*EXERCISE INSTRUCTIONS*
Where does the string "Devices" occur in the entries below? Copy every line where it does.

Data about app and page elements
____________
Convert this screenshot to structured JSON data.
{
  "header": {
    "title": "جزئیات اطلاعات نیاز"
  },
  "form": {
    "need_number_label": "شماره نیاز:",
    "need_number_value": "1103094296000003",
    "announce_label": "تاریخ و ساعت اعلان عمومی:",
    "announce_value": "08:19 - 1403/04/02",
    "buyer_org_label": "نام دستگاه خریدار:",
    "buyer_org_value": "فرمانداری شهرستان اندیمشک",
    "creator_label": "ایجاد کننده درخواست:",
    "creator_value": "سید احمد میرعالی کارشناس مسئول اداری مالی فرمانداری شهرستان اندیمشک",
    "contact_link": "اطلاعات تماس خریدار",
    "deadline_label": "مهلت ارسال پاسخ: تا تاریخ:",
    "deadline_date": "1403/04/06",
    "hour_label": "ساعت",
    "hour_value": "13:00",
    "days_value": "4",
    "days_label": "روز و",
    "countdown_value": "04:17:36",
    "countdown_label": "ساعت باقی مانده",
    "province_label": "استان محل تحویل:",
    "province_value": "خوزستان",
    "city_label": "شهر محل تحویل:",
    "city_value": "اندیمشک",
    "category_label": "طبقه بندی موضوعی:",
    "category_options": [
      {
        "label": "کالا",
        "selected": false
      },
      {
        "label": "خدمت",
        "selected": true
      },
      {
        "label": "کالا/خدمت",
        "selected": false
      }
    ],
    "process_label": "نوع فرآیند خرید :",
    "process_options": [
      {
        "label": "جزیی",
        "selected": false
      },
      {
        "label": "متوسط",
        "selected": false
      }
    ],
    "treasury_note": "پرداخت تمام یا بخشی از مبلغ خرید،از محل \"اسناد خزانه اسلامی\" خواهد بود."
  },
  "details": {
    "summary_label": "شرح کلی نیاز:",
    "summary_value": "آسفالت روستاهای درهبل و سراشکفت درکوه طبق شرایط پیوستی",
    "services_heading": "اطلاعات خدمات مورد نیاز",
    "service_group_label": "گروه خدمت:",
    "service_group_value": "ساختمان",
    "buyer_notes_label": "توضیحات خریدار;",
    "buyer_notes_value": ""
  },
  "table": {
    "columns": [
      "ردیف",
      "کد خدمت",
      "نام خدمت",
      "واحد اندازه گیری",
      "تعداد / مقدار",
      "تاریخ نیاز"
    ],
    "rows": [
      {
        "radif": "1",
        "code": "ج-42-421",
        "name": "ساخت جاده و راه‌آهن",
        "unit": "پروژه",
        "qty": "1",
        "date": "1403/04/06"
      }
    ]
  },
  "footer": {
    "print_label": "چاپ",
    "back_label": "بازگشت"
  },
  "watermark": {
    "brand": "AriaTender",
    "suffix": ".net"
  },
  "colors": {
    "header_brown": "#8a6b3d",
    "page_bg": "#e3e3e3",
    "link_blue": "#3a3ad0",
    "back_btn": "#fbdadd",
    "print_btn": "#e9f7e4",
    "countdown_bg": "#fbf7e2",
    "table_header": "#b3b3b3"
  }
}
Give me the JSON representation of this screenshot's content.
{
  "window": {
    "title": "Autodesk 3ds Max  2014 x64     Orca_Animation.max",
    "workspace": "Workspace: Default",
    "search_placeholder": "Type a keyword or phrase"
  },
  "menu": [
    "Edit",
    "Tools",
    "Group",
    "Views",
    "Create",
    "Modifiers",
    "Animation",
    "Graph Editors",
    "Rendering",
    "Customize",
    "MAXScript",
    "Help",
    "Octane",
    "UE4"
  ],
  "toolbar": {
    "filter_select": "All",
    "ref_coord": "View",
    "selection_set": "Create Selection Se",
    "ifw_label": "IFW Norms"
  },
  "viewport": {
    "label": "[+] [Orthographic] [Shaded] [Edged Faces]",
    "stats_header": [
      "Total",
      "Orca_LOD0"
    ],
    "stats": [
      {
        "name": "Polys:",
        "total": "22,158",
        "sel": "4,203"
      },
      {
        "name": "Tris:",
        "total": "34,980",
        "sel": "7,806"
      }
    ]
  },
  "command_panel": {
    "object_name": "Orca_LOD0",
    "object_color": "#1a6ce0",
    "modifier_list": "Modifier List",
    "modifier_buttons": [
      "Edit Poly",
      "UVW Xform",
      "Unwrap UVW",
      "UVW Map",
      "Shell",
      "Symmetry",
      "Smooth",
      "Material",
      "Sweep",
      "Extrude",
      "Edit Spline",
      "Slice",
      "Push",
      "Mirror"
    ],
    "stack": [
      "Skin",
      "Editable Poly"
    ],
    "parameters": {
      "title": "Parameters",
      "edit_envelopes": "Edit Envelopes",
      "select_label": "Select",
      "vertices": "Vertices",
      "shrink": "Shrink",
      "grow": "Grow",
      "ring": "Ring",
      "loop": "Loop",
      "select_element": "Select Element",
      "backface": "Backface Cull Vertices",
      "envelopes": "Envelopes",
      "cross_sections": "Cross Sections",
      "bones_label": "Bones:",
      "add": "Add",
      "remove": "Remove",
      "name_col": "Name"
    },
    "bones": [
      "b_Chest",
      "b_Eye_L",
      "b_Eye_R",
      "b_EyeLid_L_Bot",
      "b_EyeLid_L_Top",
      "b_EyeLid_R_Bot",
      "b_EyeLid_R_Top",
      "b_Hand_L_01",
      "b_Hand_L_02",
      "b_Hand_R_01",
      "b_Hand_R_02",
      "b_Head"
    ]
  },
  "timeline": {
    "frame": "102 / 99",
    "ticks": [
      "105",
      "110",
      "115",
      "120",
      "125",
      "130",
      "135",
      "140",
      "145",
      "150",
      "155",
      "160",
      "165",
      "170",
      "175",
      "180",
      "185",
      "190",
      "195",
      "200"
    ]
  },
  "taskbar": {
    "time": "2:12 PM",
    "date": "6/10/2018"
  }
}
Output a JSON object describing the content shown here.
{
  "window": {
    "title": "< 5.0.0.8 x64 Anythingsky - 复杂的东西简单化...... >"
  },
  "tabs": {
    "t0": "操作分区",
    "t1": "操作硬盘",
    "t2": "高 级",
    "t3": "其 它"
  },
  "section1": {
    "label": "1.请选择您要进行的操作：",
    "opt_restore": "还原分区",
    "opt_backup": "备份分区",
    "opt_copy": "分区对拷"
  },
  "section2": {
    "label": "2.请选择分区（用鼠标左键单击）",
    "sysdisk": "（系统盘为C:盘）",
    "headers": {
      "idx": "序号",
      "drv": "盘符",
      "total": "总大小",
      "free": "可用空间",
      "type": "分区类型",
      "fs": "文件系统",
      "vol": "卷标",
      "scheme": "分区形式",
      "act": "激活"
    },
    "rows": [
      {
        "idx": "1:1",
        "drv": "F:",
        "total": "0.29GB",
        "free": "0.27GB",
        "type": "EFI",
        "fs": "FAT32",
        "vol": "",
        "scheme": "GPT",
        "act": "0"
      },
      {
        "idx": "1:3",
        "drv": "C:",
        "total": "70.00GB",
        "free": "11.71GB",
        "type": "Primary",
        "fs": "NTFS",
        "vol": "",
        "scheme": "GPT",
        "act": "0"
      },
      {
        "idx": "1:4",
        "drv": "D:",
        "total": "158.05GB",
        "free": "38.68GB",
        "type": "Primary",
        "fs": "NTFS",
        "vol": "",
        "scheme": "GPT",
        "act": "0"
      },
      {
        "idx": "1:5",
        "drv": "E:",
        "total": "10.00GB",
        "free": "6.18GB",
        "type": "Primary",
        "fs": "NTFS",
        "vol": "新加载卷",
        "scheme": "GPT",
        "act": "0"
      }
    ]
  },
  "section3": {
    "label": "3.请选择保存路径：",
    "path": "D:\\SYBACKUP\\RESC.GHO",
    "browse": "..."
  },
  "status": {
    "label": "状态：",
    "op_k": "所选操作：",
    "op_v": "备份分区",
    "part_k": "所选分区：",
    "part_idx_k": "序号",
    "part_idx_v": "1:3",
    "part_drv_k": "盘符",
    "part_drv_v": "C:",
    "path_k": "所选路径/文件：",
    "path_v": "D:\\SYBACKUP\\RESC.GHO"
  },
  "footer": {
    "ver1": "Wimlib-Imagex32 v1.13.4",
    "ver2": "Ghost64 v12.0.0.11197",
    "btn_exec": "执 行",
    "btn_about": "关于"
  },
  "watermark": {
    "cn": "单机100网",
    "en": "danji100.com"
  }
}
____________
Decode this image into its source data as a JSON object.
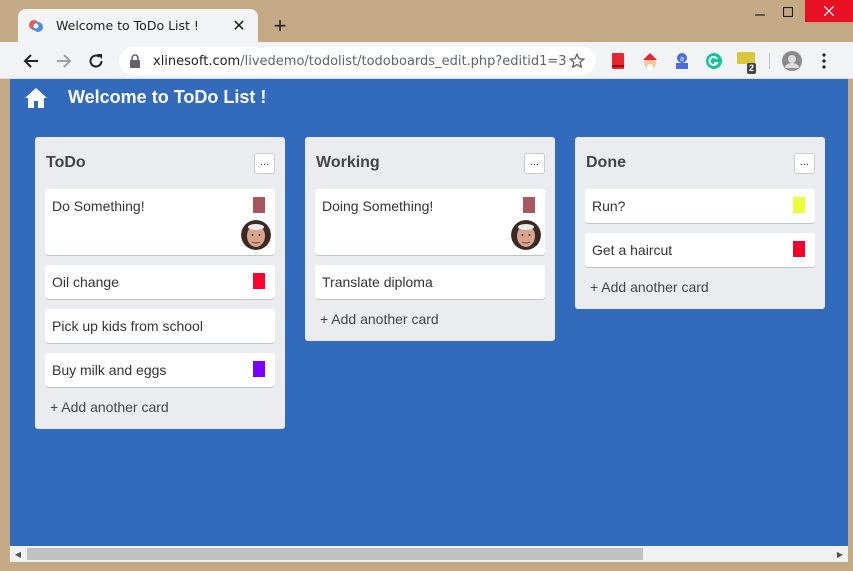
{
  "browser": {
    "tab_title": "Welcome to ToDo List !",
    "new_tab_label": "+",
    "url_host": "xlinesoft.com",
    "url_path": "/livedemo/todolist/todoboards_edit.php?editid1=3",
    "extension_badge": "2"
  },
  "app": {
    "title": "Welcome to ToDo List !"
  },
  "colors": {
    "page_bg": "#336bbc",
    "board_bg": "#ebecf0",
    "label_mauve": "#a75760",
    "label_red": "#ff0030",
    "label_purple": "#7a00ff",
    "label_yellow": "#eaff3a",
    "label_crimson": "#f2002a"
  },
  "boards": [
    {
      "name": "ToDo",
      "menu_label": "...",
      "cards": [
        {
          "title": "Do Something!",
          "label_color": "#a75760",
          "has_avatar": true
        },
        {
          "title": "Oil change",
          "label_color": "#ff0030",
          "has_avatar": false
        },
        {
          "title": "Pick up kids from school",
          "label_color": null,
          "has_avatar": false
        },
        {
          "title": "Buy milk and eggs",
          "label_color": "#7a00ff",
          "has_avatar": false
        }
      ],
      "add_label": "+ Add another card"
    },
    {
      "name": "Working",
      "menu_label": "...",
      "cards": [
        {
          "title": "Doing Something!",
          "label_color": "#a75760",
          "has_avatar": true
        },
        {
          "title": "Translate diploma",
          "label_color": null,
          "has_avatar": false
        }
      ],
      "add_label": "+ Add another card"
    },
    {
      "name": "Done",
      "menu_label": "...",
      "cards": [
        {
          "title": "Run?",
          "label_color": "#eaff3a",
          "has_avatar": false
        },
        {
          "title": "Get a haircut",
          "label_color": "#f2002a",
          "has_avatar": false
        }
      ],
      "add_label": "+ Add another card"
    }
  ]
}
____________
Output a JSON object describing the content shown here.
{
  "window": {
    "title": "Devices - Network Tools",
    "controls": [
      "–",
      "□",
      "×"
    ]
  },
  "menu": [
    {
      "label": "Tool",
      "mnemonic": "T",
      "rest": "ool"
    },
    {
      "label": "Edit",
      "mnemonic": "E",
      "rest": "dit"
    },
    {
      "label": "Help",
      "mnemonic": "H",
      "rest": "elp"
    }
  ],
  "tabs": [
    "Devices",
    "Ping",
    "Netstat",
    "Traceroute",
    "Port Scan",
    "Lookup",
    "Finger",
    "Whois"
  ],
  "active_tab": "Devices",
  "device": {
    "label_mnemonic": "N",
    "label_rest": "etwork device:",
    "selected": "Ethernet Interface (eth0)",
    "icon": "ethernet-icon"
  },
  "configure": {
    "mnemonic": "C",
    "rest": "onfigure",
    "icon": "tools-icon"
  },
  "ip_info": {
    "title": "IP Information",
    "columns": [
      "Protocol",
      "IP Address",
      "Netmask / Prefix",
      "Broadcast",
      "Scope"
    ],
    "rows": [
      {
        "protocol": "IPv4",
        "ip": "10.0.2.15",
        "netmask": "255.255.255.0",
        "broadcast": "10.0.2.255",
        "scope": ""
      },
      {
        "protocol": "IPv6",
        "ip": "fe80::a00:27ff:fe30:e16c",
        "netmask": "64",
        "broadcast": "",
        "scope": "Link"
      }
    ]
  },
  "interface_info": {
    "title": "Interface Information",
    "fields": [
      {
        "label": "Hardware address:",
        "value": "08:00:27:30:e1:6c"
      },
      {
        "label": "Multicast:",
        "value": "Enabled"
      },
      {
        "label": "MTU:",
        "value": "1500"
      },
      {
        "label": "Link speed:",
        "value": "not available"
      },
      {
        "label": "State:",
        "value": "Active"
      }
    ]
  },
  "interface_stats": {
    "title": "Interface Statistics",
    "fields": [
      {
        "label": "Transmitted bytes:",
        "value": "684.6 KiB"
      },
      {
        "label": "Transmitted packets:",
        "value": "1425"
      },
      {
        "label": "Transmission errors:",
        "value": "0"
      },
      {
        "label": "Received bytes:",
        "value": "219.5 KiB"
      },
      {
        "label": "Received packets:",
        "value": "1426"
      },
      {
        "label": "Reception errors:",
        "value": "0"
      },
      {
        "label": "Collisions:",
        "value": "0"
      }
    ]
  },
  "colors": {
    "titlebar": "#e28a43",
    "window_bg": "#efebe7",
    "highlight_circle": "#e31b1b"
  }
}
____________
*OUTPUT BELOW*
    "title": "Devices - Network Tools",
    "Devices",
  "active_tab": "Devices",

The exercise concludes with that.